As most of you know, Hurricane Harvey produced its most significant rains only a little over a week ago. The statistics are 100,000 homes flooded with some 500,000 vehicles totaled. 15 trillion gallons of water fell on the region from landfall till it moved off east. The storm may have left, but the watersheds to the west are still holding incredible amounts of water and are still releasing into the bayous. Continuous flooding along Buffalo Bayou The graphic below from the San Jacinto River Authority (SJRA) shows the Lake Houston watershed peak flow totals from my area. These numbers are unprecedented and represents a 1000 year flood (0.1% chance of happening). Kingwood and Humble both received in the neighborhood of 30"-40" of rain. The devastation is unreal.

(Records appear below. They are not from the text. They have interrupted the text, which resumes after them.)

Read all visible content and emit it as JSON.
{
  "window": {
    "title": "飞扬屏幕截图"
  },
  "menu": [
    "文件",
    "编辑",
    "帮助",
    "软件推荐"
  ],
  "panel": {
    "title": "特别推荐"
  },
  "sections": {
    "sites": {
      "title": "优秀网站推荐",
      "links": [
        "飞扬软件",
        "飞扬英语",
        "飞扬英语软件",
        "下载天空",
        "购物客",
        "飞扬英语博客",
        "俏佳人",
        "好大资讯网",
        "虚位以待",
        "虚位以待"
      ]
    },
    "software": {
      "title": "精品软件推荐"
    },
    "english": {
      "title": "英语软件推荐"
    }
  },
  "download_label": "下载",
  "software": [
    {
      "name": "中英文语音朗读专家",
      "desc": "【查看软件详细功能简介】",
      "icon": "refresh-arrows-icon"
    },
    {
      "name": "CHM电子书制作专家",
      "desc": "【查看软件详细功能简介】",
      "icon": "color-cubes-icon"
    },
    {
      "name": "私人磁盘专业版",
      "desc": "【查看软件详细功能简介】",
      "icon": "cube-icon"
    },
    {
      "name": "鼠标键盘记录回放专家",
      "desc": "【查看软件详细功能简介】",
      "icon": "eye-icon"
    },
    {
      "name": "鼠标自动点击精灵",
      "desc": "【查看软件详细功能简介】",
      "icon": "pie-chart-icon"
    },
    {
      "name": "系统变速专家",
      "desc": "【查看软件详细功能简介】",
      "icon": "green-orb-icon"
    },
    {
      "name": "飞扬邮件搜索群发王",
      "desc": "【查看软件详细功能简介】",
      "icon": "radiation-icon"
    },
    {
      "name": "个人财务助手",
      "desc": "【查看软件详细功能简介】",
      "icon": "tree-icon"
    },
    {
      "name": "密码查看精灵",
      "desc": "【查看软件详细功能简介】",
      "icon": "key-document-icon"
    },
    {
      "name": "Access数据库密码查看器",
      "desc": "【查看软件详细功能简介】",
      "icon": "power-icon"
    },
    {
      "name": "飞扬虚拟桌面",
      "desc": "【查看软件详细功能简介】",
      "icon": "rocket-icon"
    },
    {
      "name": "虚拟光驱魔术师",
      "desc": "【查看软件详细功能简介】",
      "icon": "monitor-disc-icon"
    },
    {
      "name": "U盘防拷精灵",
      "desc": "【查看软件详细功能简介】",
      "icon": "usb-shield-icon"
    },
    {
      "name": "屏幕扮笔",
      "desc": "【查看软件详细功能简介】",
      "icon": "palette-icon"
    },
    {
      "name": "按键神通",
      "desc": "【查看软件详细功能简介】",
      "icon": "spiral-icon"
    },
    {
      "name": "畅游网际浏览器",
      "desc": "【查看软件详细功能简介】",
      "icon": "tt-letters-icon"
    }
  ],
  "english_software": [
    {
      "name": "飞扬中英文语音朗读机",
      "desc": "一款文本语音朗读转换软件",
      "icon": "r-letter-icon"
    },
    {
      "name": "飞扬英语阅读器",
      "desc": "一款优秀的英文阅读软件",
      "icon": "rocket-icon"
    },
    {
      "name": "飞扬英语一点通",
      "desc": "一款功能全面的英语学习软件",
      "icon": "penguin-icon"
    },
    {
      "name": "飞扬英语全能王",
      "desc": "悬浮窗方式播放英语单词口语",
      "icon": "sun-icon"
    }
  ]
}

What you see in these images below are what remains of the Union Pacific Railroad bridge over the San Jacinto river in Humble, TX that is about 2 miles from my house. At peak flow during the storm, this river was carrying 130,000 cfs (cubic feet per second) of water through its channel. It crested at 69' (feet) in height. Least to say that this bridge and the surrounding banks did very well to handle the water with only this level of damage. Highway 69/59 which runs parallel to this bridge had feet of water on top of the roadway.
Tuesday, a Union Pacific SD70ACe passed my house on its way to fill up ballast cars for replacement roadbed. Thursday, a massive crane was assembling a portable work barge to float equipment out toward the missing bridge pieces. Most debris has been cleared from around the bridge pylons and repairs look to be happening very soon.
This was a tremendous storm and so many people were displaced and lost so many things. My family was fortunate to make it out relatively unscathed. We have donated our time and money to helping our friends clean up and rebuild. Were not just Americans or Texans or even a certain political party. We are human and when the cards are down, we help each other.
(looking north from the southern bank)
(long lens shot of the washed out portion)
(looking north along the line)
(looking south along the line, majorly washed out sections)
(washed out section of roadway, southern bank)
(long lens shot of initial repair work)